→ ACTION ITEM
Pull out all lines from the listing below in which the word "Optimize" appears.

[TASK INPUT]

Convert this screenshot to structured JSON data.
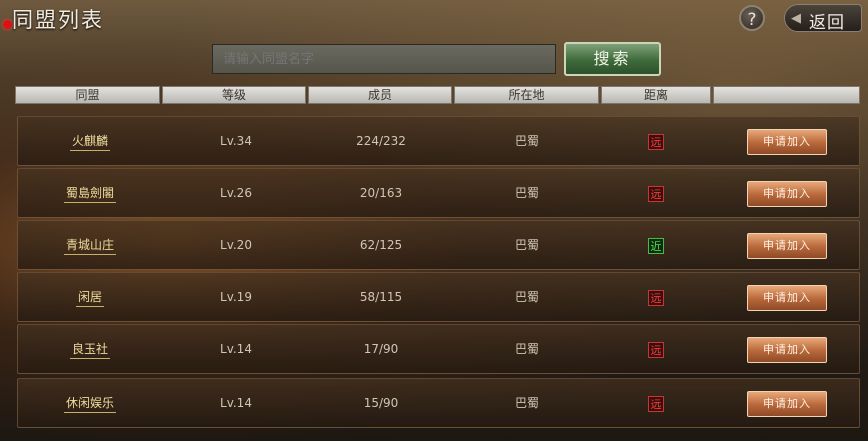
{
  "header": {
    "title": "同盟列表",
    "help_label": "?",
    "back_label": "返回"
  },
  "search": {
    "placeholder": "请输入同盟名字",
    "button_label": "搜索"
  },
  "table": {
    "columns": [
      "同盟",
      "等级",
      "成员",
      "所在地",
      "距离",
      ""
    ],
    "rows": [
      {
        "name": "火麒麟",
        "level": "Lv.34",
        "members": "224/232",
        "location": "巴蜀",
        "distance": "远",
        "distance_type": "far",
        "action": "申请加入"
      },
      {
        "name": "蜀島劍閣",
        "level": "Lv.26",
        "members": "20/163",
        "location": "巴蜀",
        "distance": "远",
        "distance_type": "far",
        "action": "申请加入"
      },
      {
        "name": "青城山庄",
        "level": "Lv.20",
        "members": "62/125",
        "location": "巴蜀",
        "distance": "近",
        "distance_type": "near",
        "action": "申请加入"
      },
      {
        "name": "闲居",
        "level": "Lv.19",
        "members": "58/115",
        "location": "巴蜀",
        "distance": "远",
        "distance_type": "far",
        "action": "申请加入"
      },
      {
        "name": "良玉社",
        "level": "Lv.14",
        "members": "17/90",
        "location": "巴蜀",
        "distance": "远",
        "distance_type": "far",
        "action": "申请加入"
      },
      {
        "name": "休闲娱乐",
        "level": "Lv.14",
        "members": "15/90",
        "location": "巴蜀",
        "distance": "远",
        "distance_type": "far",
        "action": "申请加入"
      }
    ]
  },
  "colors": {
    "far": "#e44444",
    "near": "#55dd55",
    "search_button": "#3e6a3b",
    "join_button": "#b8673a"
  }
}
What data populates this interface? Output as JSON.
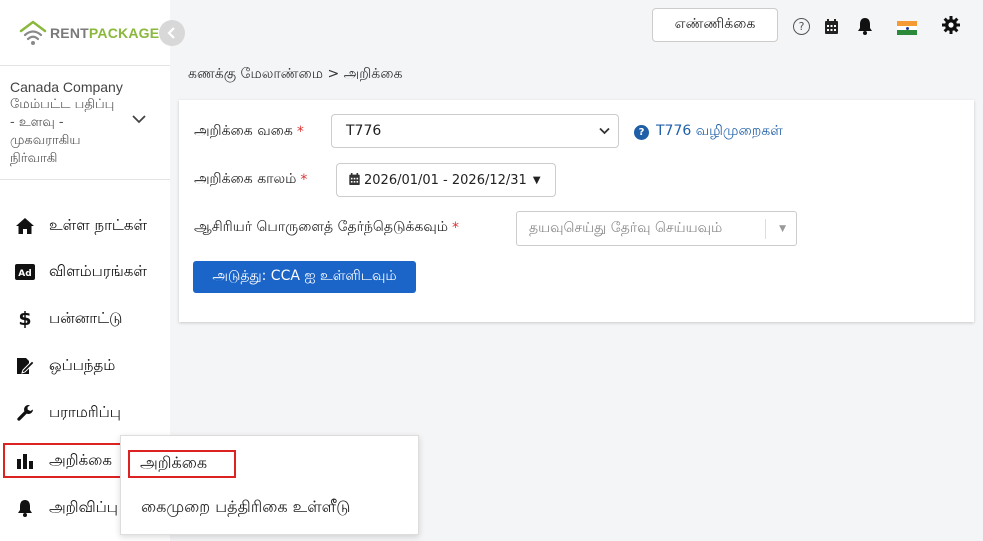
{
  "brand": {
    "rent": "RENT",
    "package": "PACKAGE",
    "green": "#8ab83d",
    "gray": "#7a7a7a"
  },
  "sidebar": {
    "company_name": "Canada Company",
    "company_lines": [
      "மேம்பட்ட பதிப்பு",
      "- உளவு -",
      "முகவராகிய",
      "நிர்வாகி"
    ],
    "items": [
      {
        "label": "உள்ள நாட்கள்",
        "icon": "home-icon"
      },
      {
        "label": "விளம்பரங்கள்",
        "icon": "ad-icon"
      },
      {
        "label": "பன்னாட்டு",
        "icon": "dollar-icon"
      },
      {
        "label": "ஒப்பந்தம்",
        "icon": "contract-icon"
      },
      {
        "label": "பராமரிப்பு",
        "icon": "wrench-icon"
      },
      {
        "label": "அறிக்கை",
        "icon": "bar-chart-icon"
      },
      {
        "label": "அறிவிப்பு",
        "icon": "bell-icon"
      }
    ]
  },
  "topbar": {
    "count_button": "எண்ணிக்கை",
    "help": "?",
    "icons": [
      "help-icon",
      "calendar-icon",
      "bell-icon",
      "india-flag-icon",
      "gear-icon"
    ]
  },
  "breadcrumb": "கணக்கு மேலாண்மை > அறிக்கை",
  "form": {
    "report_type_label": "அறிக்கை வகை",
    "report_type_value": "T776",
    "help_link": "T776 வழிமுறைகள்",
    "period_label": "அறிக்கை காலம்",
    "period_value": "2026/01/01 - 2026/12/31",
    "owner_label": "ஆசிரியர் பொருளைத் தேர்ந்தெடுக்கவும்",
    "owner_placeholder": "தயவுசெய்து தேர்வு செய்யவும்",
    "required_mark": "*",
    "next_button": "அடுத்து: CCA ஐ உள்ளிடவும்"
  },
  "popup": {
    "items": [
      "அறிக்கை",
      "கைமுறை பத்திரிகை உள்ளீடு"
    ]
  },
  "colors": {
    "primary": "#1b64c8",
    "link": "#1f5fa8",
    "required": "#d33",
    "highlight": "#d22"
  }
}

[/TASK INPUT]
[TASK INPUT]

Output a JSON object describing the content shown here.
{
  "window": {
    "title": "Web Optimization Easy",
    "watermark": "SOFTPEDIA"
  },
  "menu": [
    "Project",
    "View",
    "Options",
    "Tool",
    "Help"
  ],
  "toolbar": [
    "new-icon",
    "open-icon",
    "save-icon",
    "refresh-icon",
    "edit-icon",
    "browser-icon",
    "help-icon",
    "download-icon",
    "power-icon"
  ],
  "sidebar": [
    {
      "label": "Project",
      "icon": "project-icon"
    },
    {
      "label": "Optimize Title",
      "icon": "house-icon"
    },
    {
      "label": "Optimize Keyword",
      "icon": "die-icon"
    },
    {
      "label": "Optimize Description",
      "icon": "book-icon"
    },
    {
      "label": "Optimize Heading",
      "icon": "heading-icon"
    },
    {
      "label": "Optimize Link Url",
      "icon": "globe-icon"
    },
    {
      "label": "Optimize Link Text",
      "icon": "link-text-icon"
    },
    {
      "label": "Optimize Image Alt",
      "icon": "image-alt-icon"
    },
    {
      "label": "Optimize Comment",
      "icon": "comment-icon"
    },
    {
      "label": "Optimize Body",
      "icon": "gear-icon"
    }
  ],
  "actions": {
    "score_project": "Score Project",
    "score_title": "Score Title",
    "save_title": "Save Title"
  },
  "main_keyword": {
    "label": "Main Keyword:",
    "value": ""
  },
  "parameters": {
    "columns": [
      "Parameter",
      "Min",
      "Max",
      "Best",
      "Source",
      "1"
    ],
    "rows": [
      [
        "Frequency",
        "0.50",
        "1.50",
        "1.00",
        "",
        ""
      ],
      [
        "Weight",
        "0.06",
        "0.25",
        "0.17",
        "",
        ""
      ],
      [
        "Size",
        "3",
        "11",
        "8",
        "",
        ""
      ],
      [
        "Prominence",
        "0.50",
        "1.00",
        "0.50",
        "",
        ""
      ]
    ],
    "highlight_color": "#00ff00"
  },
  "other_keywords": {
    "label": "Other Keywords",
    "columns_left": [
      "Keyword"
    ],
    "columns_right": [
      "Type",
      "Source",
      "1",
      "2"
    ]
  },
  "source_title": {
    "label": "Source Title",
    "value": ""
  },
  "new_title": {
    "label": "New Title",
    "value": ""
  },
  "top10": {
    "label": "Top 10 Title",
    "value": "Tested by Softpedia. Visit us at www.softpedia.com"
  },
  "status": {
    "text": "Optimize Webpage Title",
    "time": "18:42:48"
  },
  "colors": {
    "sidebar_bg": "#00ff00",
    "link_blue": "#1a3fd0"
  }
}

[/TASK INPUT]

→ RESULT FOR THIS EXERCISE
      "label": "Optimize Title",
      "label": "Optimize Keyword",
      "label": "Optimize Description",
      "label": "Optimize Heading",
      "label": "Optimize Link Url",
      "label": "Optimize Link Text",
      "label": "Optimize Image Alt",
      "label": "Optimize Comment",
      "label": "Optimize Body",
    "text": "Optimize Webpage Title",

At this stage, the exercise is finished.